### Assigned task
Exactly as written, set down every entry once more.
┄┄┄┄┄┄┄┄┄┄┄┄┄┄┄┄┄┄┄┄
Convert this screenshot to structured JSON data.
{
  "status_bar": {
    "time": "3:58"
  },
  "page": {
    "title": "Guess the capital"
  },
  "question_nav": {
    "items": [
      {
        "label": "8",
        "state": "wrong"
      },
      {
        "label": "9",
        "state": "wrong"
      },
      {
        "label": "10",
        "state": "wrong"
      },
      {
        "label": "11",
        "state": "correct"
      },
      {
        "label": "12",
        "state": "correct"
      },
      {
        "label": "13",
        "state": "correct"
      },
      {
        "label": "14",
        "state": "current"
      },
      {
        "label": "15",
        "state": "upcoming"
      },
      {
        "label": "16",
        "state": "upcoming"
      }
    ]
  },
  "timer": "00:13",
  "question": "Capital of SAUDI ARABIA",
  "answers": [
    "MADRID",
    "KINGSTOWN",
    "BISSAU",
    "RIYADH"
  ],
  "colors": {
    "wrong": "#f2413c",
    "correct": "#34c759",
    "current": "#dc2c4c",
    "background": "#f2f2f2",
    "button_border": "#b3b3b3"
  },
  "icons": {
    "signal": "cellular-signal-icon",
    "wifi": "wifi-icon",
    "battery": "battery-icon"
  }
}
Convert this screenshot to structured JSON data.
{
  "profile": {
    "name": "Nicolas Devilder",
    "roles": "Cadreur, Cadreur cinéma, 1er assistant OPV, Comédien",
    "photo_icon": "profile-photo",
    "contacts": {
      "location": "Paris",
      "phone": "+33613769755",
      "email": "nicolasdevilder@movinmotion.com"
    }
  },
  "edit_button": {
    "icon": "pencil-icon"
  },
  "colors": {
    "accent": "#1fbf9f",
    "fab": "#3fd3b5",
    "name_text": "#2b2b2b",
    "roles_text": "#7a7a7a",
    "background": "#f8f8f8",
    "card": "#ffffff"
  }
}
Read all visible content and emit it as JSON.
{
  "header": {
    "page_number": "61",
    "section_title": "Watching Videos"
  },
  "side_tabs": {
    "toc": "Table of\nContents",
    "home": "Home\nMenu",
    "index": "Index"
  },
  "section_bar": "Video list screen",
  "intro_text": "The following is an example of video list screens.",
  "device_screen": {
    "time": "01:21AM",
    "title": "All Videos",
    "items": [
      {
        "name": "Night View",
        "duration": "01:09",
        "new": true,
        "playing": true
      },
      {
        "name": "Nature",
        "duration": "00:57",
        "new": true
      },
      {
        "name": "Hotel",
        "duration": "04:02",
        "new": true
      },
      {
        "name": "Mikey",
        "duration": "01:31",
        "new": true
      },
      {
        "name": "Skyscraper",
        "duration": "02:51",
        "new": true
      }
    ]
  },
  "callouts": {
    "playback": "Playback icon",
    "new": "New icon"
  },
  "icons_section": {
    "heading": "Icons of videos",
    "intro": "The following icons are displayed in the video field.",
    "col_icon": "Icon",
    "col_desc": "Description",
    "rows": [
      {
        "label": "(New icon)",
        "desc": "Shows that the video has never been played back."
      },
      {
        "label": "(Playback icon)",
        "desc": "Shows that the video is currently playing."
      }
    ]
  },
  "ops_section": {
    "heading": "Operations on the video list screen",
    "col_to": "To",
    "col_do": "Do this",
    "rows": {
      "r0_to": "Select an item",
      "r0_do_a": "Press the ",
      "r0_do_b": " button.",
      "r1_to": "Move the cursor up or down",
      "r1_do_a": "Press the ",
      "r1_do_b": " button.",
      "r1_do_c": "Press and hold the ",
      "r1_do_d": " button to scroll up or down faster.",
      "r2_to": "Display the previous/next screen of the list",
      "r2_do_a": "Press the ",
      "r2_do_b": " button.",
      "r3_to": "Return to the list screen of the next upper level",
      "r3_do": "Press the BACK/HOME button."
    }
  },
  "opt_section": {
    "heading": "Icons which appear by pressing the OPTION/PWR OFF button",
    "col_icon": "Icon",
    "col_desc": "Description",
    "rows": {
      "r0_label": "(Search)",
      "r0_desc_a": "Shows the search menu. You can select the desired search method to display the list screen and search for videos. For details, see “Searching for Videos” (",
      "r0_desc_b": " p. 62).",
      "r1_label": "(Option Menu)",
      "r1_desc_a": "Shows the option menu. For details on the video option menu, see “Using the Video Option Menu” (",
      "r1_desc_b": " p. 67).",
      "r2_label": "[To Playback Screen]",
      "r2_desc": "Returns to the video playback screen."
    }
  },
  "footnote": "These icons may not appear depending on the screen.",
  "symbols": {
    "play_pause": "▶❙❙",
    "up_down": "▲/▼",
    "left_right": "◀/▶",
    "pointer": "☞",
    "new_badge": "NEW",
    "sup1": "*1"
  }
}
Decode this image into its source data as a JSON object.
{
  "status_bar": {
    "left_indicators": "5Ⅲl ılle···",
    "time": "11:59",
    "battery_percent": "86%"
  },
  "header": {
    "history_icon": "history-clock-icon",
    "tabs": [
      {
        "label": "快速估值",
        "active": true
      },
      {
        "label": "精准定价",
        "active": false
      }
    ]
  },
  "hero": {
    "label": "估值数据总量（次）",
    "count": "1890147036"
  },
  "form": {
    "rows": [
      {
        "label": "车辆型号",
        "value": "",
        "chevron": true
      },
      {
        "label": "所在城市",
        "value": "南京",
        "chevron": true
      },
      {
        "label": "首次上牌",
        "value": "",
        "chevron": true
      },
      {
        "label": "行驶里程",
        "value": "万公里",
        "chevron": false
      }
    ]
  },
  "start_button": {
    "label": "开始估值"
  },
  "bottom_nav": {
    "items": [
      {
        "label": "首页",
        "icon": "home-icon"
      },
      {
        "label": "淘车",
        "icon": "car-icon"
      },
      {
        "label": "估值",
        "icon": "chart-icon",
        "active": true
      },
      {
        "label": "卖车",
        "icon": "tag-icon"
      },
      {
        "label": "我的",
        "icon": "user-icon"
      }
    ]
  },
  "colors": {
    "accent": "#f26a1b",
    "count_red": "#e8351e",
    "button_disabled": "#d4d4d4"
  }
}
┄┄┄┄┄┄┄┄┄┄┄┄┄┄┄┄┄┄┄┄
### Answer for the task
Convert this screenshot to structured JSON data.
{
  "status_bar": {
    "time": "3:58"
  },
  "page": {
    "title": "Guess the capital"
  },
  "question_nav": {
    "items": [
      {
        "label": "8",
        "state": "wrong"
      },
      {
        "label": "9",
        "state": "wrong"
      },
      {
        "label": "10",
        "state": "wrong"
      },
      {
        "label": "11",
        "state": "correct"
      },
      {
        "label": "12",
        "state": "correct"
      },
      {
        "label": "13",
        "state": "correct"
      },
      {
        "label": "14",
        "state": "current"
      },
      {
        "label": "15",
        "state": "upcoming"
      },
      {
        "label": "16",
        "state": "upcoming"
      }
    ]
  },
  "timer": "00:13",
  "question": "Capital of SAUDI ARABIA",
  "answers": [
    "MADRID",
    "KINGSTOWN",
    "BISSAU",
    "RIYADH"
  ],
  "colors": {
    "wrong": "#f2413c",
    "correct": "#34c759",
    "current": "#dc2c4c",
    "background": "#f2f2f2",
    "button_border": "#b3b3b3"
  },
  "icons": {
    "signal": "cellular-signal-icon",
    "wifi": "wifi-icon",
    "battery": "battery-icon"
  }
}
Convert this screenshot to structured JSON data.
{
  "profile": {
    "name": "Nicolas Devilder",
    "roles": "Cadreur, Cadreur cinéma, 1er assistant OPV, Comédien",
    "photo_icon": "profile-photo",
    "contacts": {
      "location": "Paris",
      "phone": "+33613769755",
      "email": "nicolasdevilder@movinmotion.com"
    }
  },
  "edit_button": {
    "icon": "pencil-icon"
  },
  "colors": {
    "accent": "#1fbf9f",
    "fab": "#3fd3b5",
    "name_text": "#2b2b2b",
    "roles_text": "#7a7a7a",
    "background": "#f8f8f8",
    "card": "#ffffff"
  }
}
Read all visible content and emit it as JSON.
{
  "header": {
    "page_number": "61",
    "section_title": "Watching Videos"
  },
  "side_tabs": {
    "toc": "Table of\nContents",
    "home": "Home\nMenu",
    "index": "Index"
  },
  "section_bar": "Video list screen",
  "intro_text": "The following is an example of video list screens.",
  "device_screen": {
    "time": "01:21AM",
    "title": "All Videos",
    "items": [
      {
        "name": "Night View",
        "duration": "01:09",
        "new": true,
        "playing": true
      },
      {
        "name": "Nature",
        "duration": "00:57",
        "new": true
      },
      {
        "name": "Hotel",
        "duration": "04:02",
        "new": true
      },
      {
        "name": "Mikey",
        "duration": "01:31",
        "new": true
      },
      {
        "name": "Skyscraper",
        "duration": "02:51",
        "new": true
      }
    ]
  },
  "callouts": {
    "playback": "Playback icon",
    "new": "New icon"
  },
  "icons_section": {
    "heading": "Icons of videos",
    "intro": "The following icons are displayed in the video field.",
    "col_icon": "Icon",
    "col_desc": "Description",
    "rows": [
      {
        "label": "(New icon)",
        "desc": "Shows that the video has never been played back."
      },
      {
        "label": "(Playback icon)",
        "desc": "Shows that the video is currently playing."
      }
    ]
  },
  "ops_section": {
    "heading": "Operations on the video list screen",
    "col_to": "To",
    "col_do": "Do this",
    "rows": {
      "r0_to": "Select an item",
      "r0_do_a": "Press the ",
      "r0_do_b": " button.",
      "r1_to": "Move the cursor up or down",
      "r1_do_a": "Press the ",
      "r1_do_b": " button.",
      "r1_do_c": "Press and hold the ",
      "r1_do_d": " button to scroll up or down faster.",
      "r2_to": "Display the previous/next screen of the list",
      "r2_do_a": "Press the ",
      "r2_do_b": " button.",
      "r3_to": "Return to the list screen of the next upper level",
      "r3_do": "Press the BACK/HOME button."
    }
  },
  "opt_section": {
    "heading": "Icons which appear by pressing the OPTION/PWR OFF button",
    "col_icon": "Icon",
    "col_desc": "Description",
    "rows": {
      "r0_label": "(Search)",
      "r0_desc_a": "Shows the search menu. You can select the desired search method to display the list screen and search for videos. For details, see “Searching for Videos” (",
      "r0_desc_b": " p. 62).",
      "r1_label": "(Option Menu)",
      "r1_desc_a": "Shows the option menu. For details on the video option menu, see “Using the Video Option Menu” (",
      "r1_desc_b": " p. 67).",
      "r2_label": "[To Playback Screen]",
      "r2_desc": "Returns to the video playback screen."
    }
  },
  "footnote": "These icons may not appear depending on the screen.",
  "symbols": {
    "play_pause": "▶❙❙",
    "up_down": "▲/▼",
    "left_right": "◀/▶",
    "pointer": "☞",
    "new_badge": "NEW",
    "sup1": "*1"
  }
}
Decode this image into its source data as a JSON object.
{
  "status_bar": {
    "left_indicators": "5Ⅲl ılle···",
    "time": "11:59",
    "battery_percent": "86%"
  },
  "header": {
    "history_icon": "history-clock-icon",
    "tabs": [
      {
        "label": "快速估值",
        "active": true
      },
      {
        "label": "精准定价",
        "active": false
      }
    ]
  },
  "hero": {
    "label": "估值数据总量（次）",
    "count": "1890147036"
  },
  "form": {
    "rows": [
      {
        "label": "车辆型号",
        "value": "",
        "chevron": true
      },
      {
        "label": "所在城市",
        "value": "南京",
        "chevron": true
      },
      {
        "label": "首次上牌",
        "value": "",
        "chevron": true
      },
      {
        "label": "行驶里程",
        "value": "万公里",
        "chevron": false
      }
    ]
  },
  "start_button": {
    "label": "开始估值"
  },
  "bottom_nav": {
    "items": [
      {
        "label": "首页",
        "icon": "home-icon"
      },
      {
        "label": "淘车",
        "icon": "car-icon"
      },
      {
        "label": "估值",
        "icon": "chart-icon",
        "active": true
      },
      {
        "label": "卖车",
        "icon": "tag-icon"
      },
      {
        "label": "我的",
        "icon": "user-icon"
      }
    ]
  },
  "colors": {
    "accent": "#f26a1b",
    "count_red": "#e8351e",
    "button_disabled": "#d4d4d4"
  }
}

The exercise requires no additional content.